The city of Chandigarh was designed by the Swiss architect, Le Corbusier and is the capital of the north-western provincial state of Punjab in India. Nek Chand arrived here after partition in 1947. He is the first to admit that he still misses village life as it was prior to all the political changes in India, and says: "The memory of those times still haunt me. The trauma of partition shattered me and I could not recoup my equilibrium and zest for life until I was able to create this garden".
A collection of figures created from recycled sanitary ware
Nek Chand was born on the 15 December 1924; was educated in India; and had no formal education beyond High School. He worked for many years as a road inspector and during his travels he collected rocks and discarded industrial and domestic rubbish. He began work on his vision back in the 1960's, although nobody discovered the secret garden for more than two decades. Then came the question of what to do with the magical hidden world he had created in the northern corner of Le Corbusier's city - on public land - and without official sanction!   
There are more than 20,000 individual figures in the Rock Garden - both people and animals
The garden he has created here demonstrates his incredible abilities as both architect and landscaper, sculptor extraordinaire, and visionary artist. Fortunately the authorities recognised the importance of what Chand had done, so the Rock Garden is here to stay. It now attracts millions of visitors and has become one of India's great tourist attractions. I'll walk you further through the gardens in the next few weeks, because I need time to sort my photographs and collect my thoughts about what I saw in Chandigarh. I have never yet seen any garden or creation like this anywhere in the world. But I shudder to think what would have happened if the authorities had trashed Nek Chand's work on discovery! 

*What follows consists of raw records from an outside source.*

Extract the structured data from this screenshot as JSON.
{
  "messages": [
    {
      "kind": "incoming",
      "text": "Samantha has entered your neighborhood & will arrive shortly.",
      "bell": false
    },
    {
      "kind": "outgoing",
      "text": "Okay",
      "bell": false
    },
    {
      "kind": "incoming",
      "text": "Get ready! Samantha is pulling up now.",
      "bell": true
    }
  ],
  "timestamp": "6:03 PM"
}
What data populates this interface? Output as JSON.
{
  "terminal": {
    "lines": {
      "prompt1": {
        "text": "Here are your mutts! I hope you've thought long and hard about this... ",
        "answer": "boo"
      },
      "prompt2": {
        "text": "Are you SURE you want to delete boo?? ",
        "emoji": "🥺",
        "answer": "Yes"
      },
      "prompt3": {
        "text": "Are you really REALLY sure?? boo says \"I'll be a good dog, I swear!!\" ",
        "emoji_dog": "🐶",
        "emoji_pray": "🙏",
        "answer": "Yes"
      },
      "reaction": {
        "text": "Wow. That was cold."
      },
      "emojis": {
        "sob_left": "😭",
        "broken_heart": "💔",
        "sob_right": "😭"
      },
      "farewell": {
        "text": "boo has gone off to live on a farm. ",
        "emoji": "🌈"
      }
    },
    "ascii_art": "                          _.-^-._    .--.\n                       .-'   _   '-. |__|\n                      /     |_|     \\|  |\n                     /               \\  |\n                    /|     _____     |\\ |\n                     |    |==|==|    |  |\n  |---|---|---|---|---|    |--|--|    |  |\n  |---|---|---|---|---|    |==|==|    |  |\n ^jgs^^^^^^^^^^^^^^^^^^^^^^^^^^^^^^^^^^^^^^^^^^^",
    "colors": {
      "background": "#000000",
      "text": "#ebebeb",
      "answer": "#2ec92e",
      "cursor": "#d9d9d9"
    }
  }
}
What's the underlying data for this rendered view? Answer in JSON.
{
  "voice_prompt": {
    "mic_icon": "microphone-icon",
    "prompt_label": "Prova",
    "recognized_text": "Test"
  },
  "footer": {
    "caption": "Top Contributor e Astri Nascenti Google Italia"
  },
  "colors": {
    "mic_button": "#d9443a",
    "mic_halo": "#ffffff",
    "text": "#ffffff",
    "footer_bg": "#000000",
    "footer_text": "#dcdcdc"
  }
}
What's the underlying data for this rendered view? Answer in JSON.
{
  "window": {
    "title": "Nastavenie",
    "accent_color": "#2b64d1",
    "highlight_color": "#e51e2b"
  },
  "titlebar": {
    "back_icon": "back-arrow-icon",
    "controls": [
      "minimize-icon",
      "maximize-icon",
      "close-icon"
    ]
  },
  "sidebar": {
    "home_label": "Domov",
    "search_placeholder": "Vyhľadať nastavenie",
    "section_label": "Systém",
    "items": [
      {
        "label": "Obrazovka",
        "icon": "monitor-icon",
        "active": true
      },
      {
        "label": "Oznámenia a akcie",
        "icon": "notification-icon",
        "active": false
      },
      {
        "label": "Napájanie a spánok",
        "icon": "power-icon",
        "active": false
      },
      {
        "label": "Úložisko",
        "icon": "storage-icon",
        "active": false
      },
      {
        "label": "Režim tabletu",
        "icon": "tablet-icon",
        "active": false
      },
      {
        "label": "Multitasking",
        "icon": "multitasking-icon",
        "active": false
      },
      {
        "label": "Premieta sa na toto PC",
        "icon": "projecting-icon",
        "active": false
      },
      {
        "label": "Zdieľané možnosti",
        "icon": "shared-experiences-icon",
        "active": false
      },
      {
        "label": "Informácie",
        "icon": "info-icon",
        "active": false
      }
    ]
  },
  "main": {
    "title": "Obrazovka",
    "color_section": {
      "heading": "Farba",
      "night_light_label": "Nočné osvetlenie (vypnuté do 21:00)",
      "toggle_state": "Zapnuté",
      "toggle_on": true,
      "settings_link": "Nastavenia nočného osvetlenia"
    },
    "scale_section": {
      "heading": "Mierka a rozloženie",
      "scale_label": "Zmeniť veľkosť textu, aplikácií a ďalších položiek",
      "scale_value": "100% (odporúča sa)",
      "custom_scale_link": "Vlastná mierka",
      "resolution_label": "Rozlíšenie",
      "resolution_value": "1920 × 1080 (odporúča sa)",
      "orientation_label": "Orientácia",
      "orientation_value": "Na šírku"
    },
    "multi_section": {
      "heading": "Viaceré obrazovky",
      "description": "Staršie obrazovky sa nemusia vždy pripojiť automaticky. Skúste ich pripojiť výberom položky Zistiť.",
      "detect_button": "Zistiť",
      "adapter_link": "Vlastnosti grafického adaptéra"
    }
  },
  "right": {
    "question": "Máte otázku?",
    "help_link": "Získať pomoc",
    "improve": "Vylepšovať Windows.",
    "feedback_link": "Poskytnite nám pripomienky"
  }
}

Charlotte Weychan

Sunday, 6 November 2011

Magical Monday! Too long since last posting!

No postings for nearly two weeks, but worry not, I've just visited one of the most amazing gardens in the world and will be ready to tell you all about it in the next few days, so watch this space!!!